(Dataset rows describing interfaces)
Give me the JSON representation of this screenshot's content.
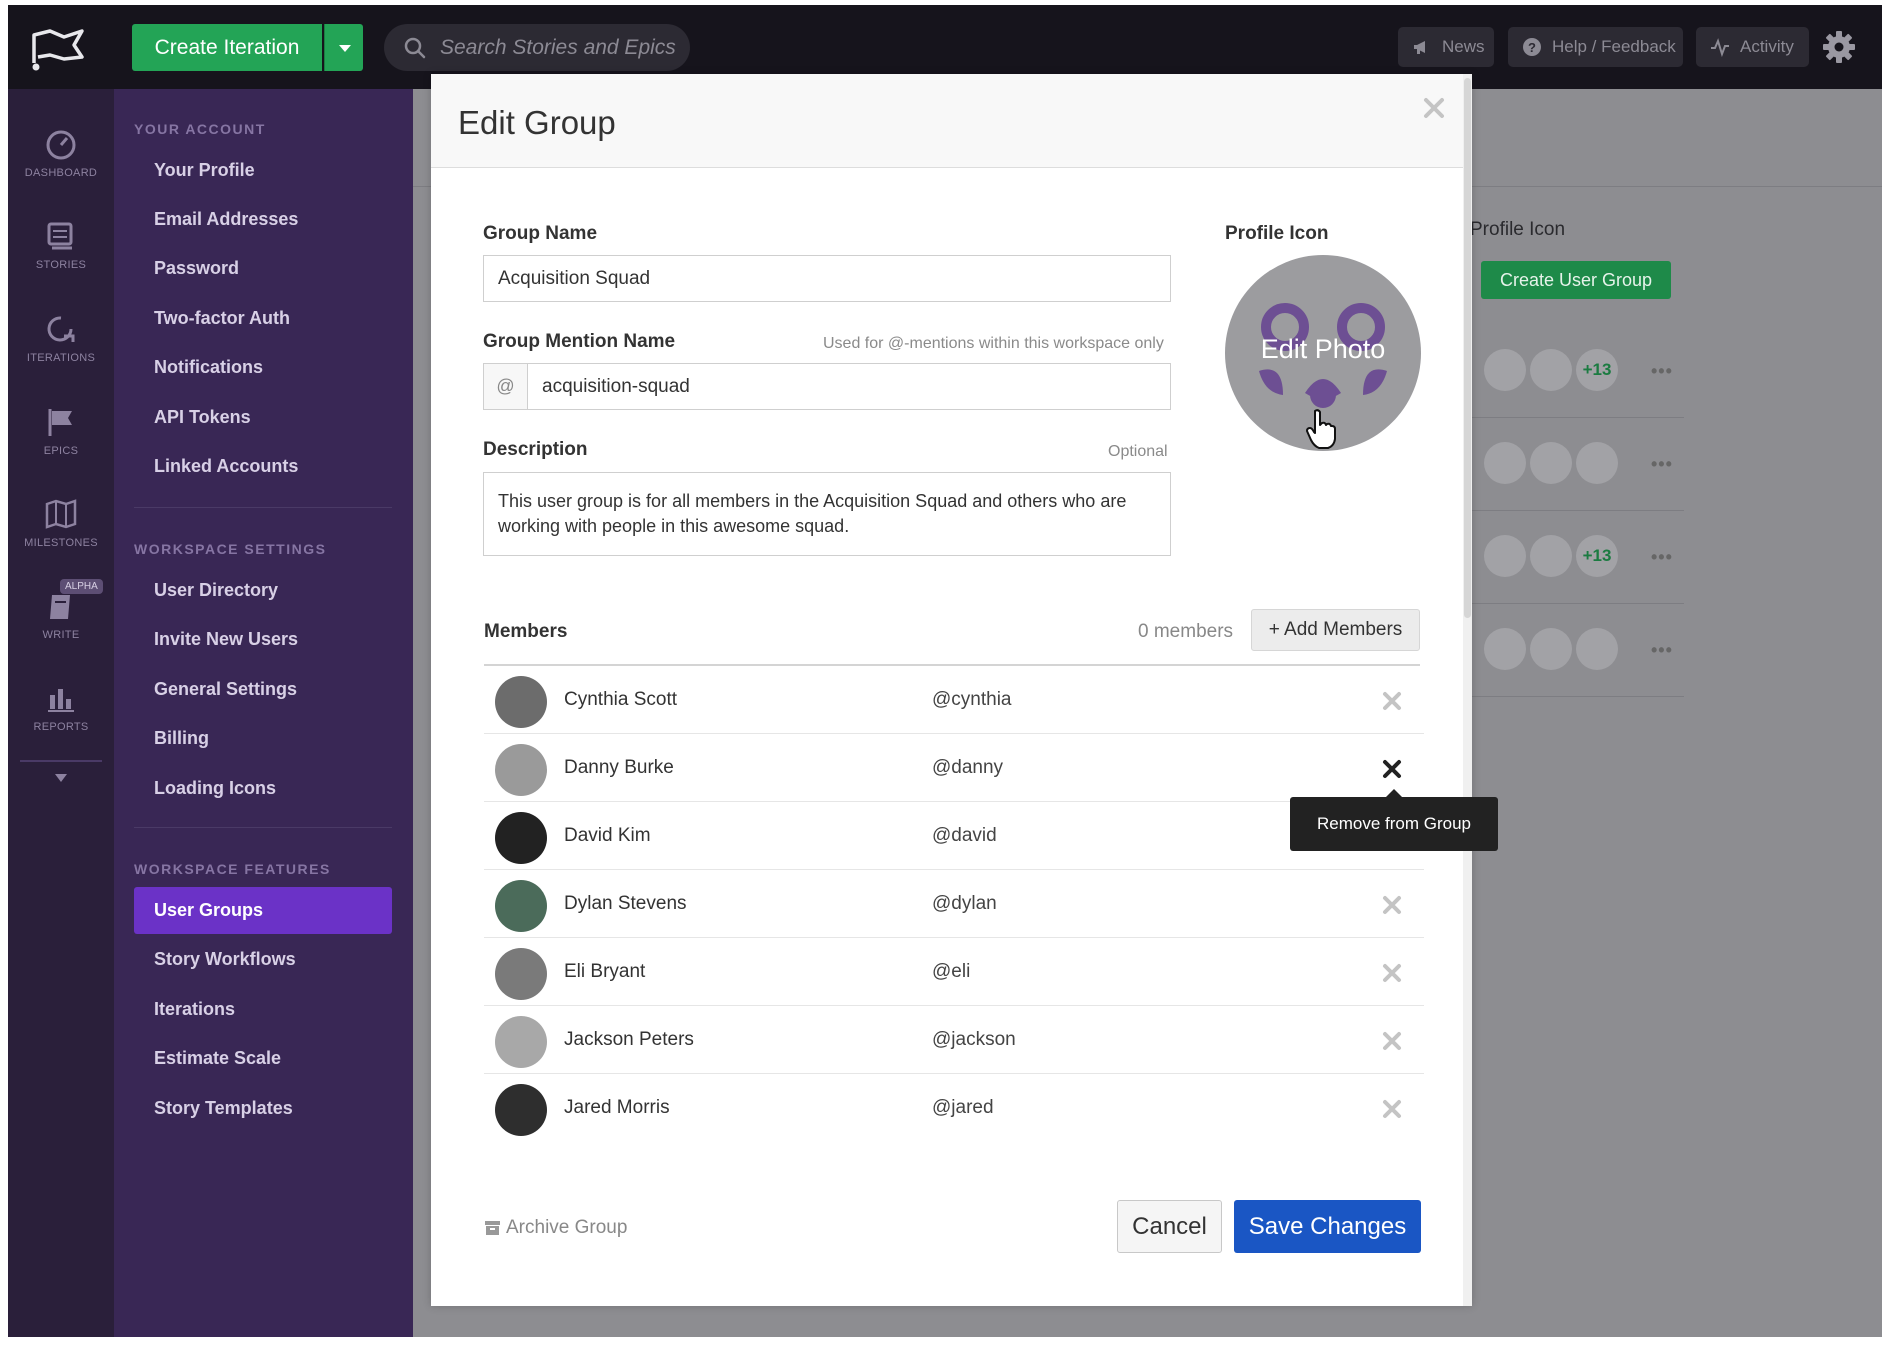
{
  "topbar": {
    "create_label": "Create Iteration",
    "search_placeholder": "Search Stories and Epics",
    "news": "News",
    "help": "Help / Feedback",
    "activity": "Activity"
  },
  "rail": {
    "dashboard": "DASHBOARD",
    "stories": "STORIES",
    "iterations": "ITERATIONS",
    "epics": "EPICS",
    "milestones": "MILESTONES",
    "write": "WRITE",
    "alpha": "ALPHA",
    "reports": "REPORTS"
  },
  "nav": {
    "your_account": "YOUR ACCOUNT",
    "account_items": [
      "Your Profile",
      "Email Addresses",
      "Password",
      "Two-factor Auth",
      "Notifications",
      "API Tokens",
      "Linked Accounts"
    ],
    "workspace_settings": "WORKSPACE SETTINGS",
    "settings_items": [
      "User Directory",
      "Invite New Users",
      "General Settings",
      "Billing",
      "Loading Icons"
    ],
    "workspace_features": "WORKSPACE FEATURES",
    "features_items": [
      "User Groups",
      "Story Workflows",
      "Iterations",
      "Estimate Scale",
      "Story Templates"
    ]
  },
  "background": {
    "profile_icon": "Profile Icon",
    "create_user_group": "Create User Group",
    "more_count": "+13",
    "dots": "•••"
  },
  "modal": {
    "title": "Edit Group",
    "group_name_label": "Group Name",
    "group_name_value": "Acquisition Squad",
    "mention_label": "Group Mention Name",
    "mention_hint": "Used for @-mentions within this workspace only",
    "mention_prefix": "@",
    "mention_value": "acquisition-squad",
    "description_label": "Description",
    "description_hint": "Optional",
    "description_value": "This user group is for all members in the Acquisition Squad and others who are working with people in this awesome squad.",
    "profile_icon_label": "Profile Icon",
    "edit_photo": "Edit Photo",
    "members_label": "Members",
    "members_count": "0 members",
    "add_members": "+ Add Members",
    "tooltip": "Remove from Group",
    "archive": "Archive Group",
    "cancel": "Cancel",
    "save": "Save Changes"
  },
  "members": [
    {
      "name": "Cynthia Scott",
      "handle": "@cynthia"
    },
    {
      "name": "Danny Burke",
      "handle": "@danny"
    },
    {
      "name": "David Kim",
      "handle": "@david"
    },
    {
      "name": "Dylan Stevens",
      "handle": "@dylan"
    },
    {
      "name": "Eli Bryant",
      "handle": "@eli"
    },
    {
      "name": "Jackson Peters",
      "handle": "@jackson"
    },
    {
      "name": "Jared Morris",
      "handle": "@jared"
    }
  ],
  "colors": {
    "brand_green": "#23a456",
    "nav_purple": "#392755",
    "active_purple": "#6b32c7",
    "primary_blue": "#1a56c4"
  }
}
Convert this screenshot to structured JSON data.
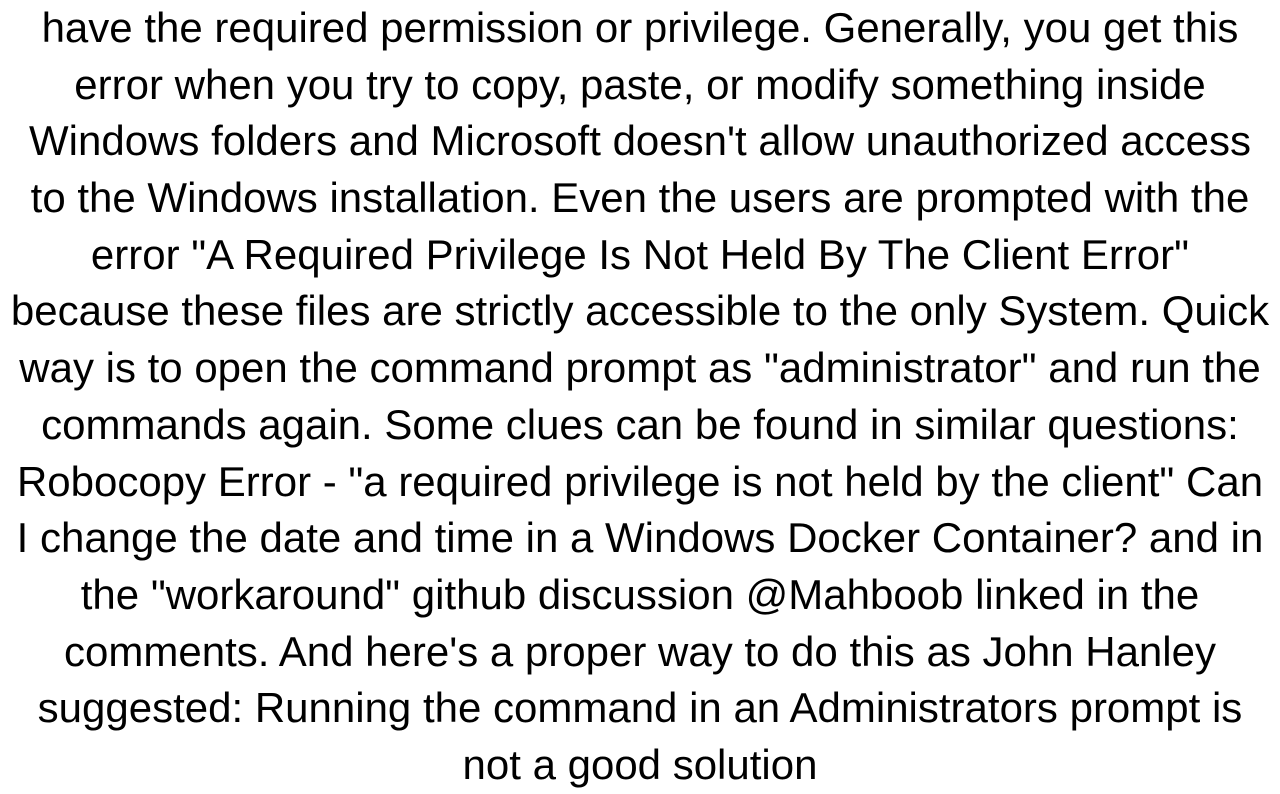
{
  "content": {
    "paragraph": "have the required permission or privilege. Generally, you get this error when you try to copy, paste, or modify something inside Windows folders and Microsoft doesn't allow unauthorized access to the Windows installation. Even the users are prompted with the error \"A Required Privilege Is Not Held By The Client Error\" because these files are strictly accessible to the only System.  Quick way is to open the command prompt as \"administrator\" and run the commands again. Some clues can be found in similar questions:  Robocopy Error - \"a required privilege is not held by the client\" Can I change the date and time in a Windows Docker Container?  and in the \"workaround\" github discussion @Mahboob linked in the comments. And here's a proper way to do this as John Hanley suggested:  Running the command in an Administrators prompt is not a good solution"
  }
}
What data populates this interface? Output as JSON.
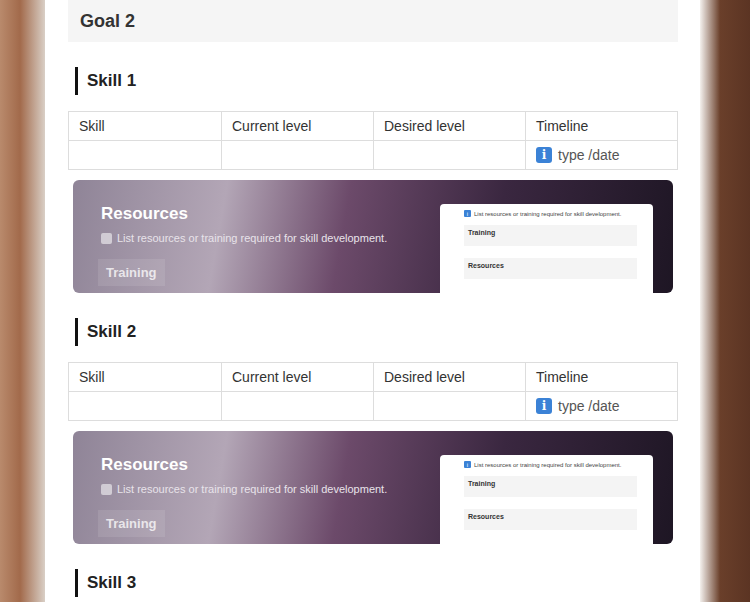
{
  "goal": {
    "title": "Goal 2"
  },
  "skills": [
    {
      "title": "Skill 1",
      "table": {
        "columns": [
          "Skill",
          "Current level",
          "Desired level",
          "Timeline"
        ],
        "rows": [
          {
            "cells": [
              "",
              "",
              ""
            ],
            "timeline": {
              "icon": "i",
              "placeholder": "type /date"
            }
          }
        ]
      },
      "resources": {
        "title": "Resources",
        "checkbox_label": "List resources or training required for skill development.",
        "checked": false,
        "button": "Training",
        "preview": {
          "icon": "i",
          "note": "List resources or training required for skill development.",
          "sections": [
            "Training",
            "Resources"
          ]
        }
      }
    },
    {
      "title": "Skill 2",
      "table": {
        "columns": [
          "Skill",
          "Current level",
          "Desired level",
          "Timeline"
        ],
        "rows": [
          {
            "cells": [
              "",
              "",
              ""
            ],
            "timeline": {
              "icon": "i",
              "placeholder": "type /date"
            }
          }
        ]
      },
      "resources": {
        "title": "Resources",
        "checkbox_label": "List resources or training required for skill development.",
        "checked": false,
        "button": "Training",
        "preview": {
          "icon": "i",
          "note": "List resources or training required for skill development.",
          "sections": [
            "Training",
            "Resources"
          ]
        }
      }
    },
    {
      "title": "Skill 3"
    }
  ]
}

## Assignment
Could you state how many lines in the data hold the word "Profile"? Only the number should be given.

## Answer for the task
3